Women of Sicliy
RIGHTS SOLD TO:
Historical Quest (Greek); Jajellonian (Polish)
A clever, contemporary and ironic take on the island continent that is Sicily.
Gaetano Savatteri does away with cliches and gives us a wonderful portrait of Sicilian women: princesses and nuns, rebels and jailers, saints and prostitutes, actresses and peasant farmers, who have sometimes accepted but more often reinvented their destiny.
The Sicilian woman has long been represented in literature, film and advertising as a stylised figure: dressed in black, isolated by jealousy, seeing her instincts punished by her family. Of course, this is a far cry from reality. We therefore need to restore the richness and variety of so many stories that bear no relation to this archetype, and to ask whether there really is a character shared by the women from the largest island in the Mediterranean. In this book, we discover that, while there is some truth to the fictional character played by Claudia Cardinale in Big Deal on Madonna Street (“Carmelina, compose yourself!”), in reality, a century earlier there were fearsome socialist fighters in Piana degli Albanesi, and in the 19th century women who took to the streets with no intention of composing themselves.

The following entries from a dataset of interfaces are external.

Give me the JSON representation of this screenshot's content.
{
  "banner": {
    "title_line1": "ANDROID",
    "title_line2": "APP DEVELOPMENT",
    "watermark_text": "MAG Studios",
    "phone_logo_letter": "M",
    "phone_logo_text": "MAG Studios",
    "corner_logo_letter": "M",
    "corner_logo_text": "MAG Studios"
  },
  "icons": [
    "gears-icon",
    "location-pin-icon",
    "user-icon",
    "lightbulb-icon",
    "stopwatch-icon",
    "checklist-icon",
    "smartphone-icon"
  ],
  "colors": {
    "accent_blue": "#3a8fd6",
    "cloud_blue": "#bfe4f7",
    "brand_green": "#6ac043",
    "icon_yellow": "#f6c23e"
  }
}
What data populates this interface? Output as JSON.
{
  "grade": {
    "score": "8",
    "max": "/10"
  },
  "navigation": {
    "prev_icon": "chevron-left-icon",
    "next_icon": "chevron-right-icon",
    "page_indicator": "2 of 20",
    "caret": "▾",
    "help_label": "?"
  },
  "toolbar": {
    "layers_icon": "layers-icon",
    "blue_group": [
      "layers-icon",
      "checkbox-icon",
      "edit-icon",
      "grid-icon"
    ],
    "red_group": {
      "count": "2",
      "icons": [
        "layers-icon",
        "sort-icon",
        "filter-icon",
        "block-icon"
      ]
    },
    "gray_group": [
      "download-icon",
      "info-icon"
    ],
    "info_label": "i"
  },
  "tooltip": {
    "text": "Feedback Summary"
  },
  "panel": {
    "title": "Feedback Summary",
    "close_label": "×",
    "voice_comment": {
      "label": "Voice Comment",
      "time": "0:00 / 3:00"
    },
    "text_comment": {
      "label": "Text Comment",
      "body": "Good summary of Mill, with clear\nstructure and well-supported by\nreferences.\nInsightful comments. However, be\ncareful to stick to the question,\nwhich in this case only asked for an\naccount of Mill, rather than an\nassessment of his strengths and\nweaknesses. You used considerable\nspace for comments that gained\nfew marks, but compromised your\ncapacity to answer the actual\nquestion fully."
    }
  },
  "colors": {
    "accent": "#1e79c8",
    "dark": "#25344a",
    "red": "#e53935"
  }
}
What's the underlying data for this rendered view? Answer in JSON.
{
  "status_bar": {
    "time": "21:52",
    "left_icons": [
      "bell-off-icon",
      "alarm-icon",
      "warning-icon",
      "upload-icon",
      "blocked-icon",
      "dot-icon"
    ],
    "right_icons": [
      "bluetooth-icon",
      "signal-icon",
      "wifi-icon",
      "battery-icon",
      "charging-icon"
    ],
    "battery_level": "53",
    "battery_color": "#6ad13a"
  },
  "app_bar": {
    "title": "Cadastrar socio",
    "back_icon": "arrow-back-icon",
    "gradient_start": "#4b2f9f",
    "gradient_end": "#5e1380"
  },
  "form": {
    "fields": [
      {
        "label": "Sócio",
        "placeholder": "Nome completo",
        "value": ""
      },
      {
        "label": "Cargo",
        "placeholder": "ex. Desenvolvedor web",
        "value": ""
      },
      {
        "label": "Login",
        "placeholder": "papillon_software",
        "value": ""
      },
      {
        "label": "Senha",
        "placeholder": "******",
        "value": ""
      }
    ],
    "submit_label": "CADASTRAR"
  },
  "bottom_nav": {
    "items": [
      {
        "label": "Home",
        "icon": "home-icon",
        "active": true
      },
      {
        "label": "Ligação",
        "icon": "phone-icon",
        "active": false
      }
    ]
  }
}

Savatteri paints a rich and colourful portrait: from Palermo’s patron saint Rosalia to Franca Viola who changed laws and customs, from Emanuela Loi (the first female police officer killed by the mafia) to Ninetta Bagarella (wife of mafia boss Bernardo Provenzano), from the singer Rosa Balistreri to the publisher Elvira Sellerio, from the first Miss Italy to Italy’s first divorcee.